**What the exercise asks**: What is needed is a verbatim copy of each record below.

**Data supplied**:
>>>>
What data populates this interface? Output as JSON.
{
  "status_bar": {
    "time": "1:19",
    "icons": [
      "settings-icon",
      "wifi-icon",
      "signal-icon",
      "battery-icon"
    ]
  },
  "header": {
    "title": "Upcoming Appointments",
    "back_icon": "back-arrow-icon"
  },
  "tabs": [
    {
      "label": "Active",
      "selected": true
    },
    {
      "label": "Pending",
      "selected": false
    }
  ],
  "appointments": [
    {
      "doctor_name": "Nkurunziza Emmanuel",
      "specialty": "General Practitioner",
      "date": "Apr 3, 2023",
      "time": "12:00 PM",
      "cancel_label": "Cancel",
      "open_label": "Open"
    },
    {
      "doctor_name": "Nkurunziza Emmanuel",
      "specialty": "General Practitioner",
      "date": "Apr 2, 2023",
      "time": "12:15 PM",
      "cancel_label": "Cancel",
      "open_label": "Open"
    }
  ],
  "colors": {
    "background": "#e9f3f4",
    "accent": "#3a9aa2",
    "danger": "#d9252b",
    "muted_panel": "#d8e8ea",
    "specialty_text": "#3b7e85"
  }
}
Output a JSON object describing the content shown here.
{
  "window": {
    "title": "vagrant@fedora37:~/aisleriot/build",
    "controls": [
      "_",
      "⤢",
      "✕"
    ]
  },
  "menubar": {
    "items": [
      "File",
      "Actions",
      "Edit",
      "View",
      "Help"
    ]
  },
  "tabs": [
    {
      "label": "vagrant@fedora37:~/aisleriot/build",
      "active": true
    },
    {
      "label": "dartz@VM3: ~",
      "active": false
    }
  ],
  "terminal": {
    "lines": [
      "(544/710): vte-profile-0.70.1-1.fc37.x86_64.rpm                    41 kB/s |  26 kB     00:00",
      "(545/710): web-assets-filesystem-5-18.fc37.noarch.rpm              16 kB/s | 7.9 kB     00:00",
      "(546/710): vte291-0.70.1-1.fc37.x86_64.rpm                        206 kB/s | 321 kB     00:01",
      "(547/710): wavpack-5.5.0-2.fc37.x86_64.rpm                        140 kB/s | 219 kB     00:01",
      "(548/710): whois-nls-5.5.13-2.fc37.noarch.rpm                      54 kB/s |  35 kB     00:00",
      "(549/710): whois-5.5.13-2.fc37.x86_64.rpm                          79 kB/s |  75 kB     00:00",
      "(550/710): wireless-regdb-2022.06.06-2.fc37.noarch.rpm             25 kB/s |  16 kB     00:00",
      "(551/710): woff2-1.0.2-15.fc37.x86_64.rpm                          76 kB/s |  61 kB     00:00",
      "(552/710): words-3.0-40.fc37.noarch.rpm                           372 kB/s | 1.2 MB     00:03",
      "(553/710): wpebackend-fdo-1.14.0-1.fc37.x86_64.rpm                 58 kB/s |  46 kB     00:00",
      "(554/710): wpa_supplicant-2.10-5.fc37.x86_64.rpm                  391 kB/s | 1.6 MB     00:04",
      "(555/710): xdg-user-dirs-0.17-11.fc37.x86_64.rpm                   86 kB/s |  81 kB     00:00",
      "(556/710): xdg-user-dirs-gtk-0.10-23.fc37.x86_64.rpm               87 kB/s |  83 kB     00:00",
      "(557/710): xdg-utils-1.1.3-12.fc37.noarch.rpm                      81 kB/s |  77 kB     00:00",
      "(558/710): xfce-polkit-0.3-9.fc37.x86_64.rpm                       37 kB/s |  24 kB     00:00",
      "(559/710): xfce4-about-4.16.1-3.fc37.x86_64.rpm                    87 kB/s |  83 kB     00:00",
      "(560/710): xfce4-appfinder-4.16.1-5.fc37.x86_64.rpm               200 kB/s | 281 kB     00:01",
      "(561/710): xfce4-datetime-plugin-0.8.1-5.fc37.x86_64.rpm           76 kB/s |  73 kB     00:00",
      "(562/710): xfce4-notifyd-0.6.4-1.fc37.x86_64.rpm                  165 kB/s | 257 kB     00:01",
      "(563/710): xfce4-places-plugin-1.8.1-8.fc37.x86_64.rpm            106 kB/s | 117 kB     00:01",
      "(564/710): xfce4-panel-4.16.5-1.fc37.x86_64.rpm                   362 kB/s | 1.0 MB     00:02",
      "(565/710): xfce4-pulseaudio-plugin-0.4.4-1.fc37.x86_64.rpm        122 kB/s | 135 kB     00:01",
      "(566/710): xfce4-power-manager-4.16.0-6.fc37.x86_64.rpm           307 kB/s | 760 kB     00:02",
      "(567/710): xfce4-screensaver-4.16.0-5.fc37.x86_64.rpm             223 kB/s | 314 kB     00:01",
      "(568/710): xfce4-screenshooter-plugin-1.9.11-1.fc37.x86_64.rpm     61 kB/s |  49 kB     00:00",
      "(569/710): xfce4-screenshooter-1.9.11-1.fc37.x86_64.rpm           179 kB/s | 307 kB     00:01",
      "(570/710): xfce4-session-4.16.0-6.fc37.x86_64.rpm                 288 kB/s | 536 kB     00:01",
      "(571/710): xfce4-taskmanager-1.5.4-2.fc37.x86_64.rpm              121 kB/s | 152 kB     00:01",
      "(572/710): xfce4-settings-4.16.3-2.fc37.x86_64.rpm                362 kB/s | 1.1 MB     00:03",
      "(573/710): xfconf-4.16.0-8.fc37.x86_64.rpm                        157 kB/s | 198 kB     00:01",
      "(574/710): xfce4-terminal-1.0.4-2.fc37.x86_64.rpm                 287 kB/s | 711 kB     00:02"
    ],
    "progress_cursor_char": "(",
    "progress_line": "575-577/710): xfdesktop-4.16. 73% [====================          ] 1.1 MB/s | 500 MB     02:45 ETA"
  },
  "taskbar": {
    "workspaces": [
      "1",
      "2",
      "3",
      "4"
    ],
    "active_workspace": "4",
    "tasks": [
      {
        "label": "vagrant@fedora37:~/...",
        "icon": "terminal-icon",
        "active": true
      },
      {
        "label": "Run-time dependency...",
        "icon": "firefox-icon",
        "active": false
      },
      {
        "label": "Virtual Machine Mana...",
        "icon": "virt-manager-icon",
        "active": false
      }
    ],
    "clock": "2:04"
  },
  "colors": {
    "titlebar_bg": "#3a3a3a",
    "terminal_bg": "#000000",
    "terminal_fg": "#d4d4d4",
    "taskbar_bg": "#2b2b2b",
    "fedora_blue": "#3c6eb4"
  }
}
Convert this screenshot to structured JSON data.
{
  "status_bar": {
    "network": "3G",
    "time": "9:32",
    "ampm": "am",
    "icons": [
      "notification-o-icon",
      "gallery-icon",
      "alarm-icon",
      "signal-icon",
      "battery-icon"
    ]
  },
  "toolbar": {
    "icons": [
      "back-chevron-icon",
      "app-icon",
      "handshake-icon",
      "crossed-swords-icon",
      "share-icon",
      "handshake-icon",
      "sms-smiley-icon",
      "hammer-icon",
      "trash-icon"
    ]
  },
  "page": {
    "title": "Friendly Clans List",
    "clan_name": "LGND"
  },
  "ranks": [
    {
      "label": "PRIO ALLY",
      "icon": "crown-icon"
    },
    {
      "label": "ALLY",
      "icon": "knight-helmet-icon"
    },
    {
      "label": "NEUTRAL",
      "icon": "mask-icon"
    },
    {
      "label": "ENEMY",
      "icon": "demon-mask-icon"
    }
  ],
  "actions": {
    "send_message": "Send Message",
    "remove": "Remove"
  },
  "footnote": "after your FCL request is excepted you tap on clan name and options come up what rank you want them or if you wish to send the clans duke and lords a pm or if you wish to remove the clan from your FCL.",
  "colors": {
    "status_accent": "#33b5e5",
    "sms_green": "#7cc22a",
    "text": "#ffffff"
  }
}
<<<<
**Response to this exercise**:
What data populates this interface? Output as JSON.
{
  "status_bar": {
    "time": "1:19",
    "icons": [
      "settings-icon",
      "wifi-icon",
      "signal-icon",
      "battery-icon"
    ]
  },
  "header": {
    "title": "Upcoming Appointments",
    "back_icon": "back-arrow-icon"
  },
  "tabs": [
    {
      "label": "Active",
      "selected": true
    },
    {
      "label": "Pending",
      "selected": false
    }
  ],
  "appointments": [
    {
      "doctor_name": "Nkurunziza Emmanuel",
      "specialty": "General Practitioner",
      "date": "Apr 3, 2023",
      "time": "12:00 PM",
      "cancel_label": "Cancel",
      "open_label": "Open"
    },
    {
      "doctor_name": "Nkurunziza Emmanuel",
      "specialty": "General Practitioner",
      "date": "Apr 2, 2023",
      "time": "12:15 PM",
      "cancel_label": "Cancel",
      "open_label": "Open"
    }
  ],
  "colors": {
    "background": "#e9f3f4",
    "accent": "#3a9aa2",
    "danger": "#d9252b",
    "muted_panel": "#d8e8ea",
    "specialty_text": "#3b7e85"
  }
}
Output a JSON object describing the content shown here.
{
  "window": {
    "title": "vagrant@fedora37:~/aisleriot/build",
    "controls": [
      "_",
      "⤢",
      "✕"
    ]
  },
  "menubar": {
    "items": [
      "File",
      "Actions",
      "Edit",
      "View",
      "Help"
    ]
  },
  "tabs": [
    {
      "label": "vagrant@fedora37:~/aisleriot/build",
      "active": true
    },
    {
      "label": "dartz@VM3: ~",
      "active": false
    }
  ],
  "terminal": {
    "lines": [
      "(544/710): vte-profile-0.70.1-1.fc37.x86_64.rpm                    41 kB/s |  26 kB     00:00",
      "(545/710): web-assets-filesystem-5-18.fc37.noarch.rpm              16 kB/s | 7.9 kB     00:00",
      "(546/710): vte291-0.70.1-1.fc37.x86_64.rpm                        206 kB/s | 321 kB     00:01",
      "(547/710): wavpack-5.5.0-2.fc37.x86_64.rpm                        140 kB/s | 219 kB     00:01",
      "(548/710): whois-nls-5.5.13-2.fc37.noarch.rpm                      54 kB/s |  35 kB     00:00",
      "(549/710): whois-5.5.13-2.fc37.x86_64.rpm                          79 kB/s |  75 kB     00:00",
      "(550/710): wireless-regdb-2022.06.06-2.fc37.noarch.rpm             25 kB/s |  16 kB     00:00",
      "(551/710): woff2-1.0.2-15.fc37.x86_64.rpm                          76 kB/s |  61 kB     00:00",
      "(552/710): words-3.0-40.fc37.noarch.rpm                           372 kB/s | 1.2 MB     00:03",
      "(553/710): wpebackend-fdo-1.14.0-1.fc37.x86_64.rpm                 58 kB/s |  46 kB     00:00",
      "(554/710): wpa_supplicant-2.10-5.fc37.x86_64.rpm                  391 kB/s | 1.6 MB     00:04",
      "(555/710): xdg-user-dirs-0.17-11.fc37.x86_64.rpm                   86 kB/s |  81 kB     00:00",
      "(556/710): xdg-user-dirs-gtk-0.10-23.fc37.x86_64.rpm               87 kB/s |  83 kB     00:00",
      "(557/710): xdg-utils-1.1.3-12.fc37.noarch.rpm                      81 kB/s |  77 kB     00:00",
      "(558/710): xfce-polkit-0.3-9.fc37.x86_64.rpm                       37 kB/s |  24 kB     00:00",
      "(559/710): xfce4-about-4.16.1-3.fc37.x86_64.rpm                    87 kB/s |  83 kB     00:00",
      "(560/710): xfce4-appfinder-4.16.1-5.fc37.x86_64.rpm               200 kB/s | 281 kB     00:01",
      "(561/710): xfce4-datetime-plugin-0.8.1-5.fc37.x86_64.rpm           76 kB/s |  73 kB     00:00",
      "(562/710): xfce4-notifyd-0.6.4-1.fc37.x86_64.rpm                  165 kB/s | 257 kB     00:01",
      "(563/710): xfce4-places-plugin-1.8.1-8.fc37.x86_64.rpm            106 kB/s | 117 kB     00:01",
      "(564/710): xfce4-panel-4.16.5-1.fc37.x86_64.rpm                   362 kB/s | 1.0 MB     00:02",
      "(565/710): xfce4-pulseaudio-plugin-0.4.4-1.fc37.x86_64.rpm        122 kB/s | 135 kB     00:01",
      "(566/710): xfce4-power-manager-4.16.0-6.fc37.x86_64.rpm           307 kB/s | 760 kB     00:02",
      "(567/710): xfce4-screensaver-4.16.0-5.fc37.x86_64.rpm             223 kB/s | 314 kB     00:01",
      "(568/710): xfce4-screenshooter-plugin-1.9.11-1.fc37.x86_64.rpm     61 kB/s |  49 kB     00:00",
      "(569/710): xfce4-screenshooter-1.9.11-1.fc37.x86_64.rpm           179 kB/s | 307 kB     00:01",
      "(570/710): xfce4-session-4.16.0-6.fc37.x86_64.rpm                 288 kB/s | 536 kB     00:01",
      "(571/710): xfce4-taskmanager-1.5.4-2.fc37.x86_64.rpm              121 kB/s | 152 kB     00:01",
      "(572/710): xfce4-settings-4.16.3-2.fc37.x86_64.rpm                362 kB/s | 1.1 MB     00:03",
      "(573/710): xfconf-4.16.0-8.fc37.x86_64.rpm                        157 kB/s | 198 kB     00:01",
      "(574/710): xfce4-terminal-1.0.4-2.fc37.x86_64.rpm                 287 kB/s | 711 kB     00:02"
    ],
    "progress_cursor_char": "(",
    "progress_line": "575-577/710): xfdesktop-4.16. 73% [====================          ] 1.1 MB/s | 500 MB     02:45 ETA"
  },
  "taskbar": {
    "workspaces": [
      "1",
      "2",
      "3",
      "4"
    ],
    "active_workspace": "4",
    "tasks": [
      {
        "label": "vagrant@fedora37:~/...",
        "icon": "terminal-icon",
        "active": true
      },
      {
        "label": "Run-time dependency...",
        "icon": "firefox-icon",
        "active": false
      },
      {
        "label": "Virtual Machine Mana...",
        "icon": "virt-manager-icon",
        "active": false
      }
    ],
    "clock": "2:04"
  },
  "colors": {
    "titlebar_bg": "#3a3a3a",
    "terminal_bg": "#000000",
    "terminal_fg": "#d4d4d4",
    "taskbar_bg": "#2b2b2b",
    "fedora_blue": "#3c6eb4"
  }
}
Convert this screenshot to structured JSON data.
{
  "status_bar": {
    "network": "3G",
    "time": "9:32",
    "ampm": "am",
    "icons": [
      "notification-o-icon",
      "gallery-icon",
      "alarm-icon",
      "signal-icon",
      "battery-icon"
    ]
  },
  "toolbar": {
    "icons": [
      "back-chevron-icon",
      "app-icon",
      "handshake-icon",
      "crossed-swords-icon",
      "share-icon",
      "handshake-icon",
      "sms-smiley-icon",
      "hammer-icon",
      "trash-icon"
    ]
  },
  "page": {
    "title": "Friendly Clans List",
    "clan_name": "LGND"
  },
  "ranks": [
    {
      "label": "PRIO ALLY",
      "icon": "crown-icon"
    },
    {
      "label": "ALLY",
      "icon": "knight-helmet-icon"
    },
    {
      "label": "NEUTRAL",
      "icon": "mask-icon"
    },
    {
      "label": "ENEMY",
      "icon": "demon-mask-icon"
    }
  ],
  "actions": {
    "send_message": "Send Message",
    "remove": "Remove"
  },
  "footnote": "after your FCL request is excepted you tap on clan name and options come up what rank you want them or if you wish to send the clans duke and lords a pm or if you wish to remove the clan from your FCL.",
  "colors": {
    "status_accent": "#33b5e5",
    "sms_green": "#7cc22a",
    "text": "#ffffff"
  }
}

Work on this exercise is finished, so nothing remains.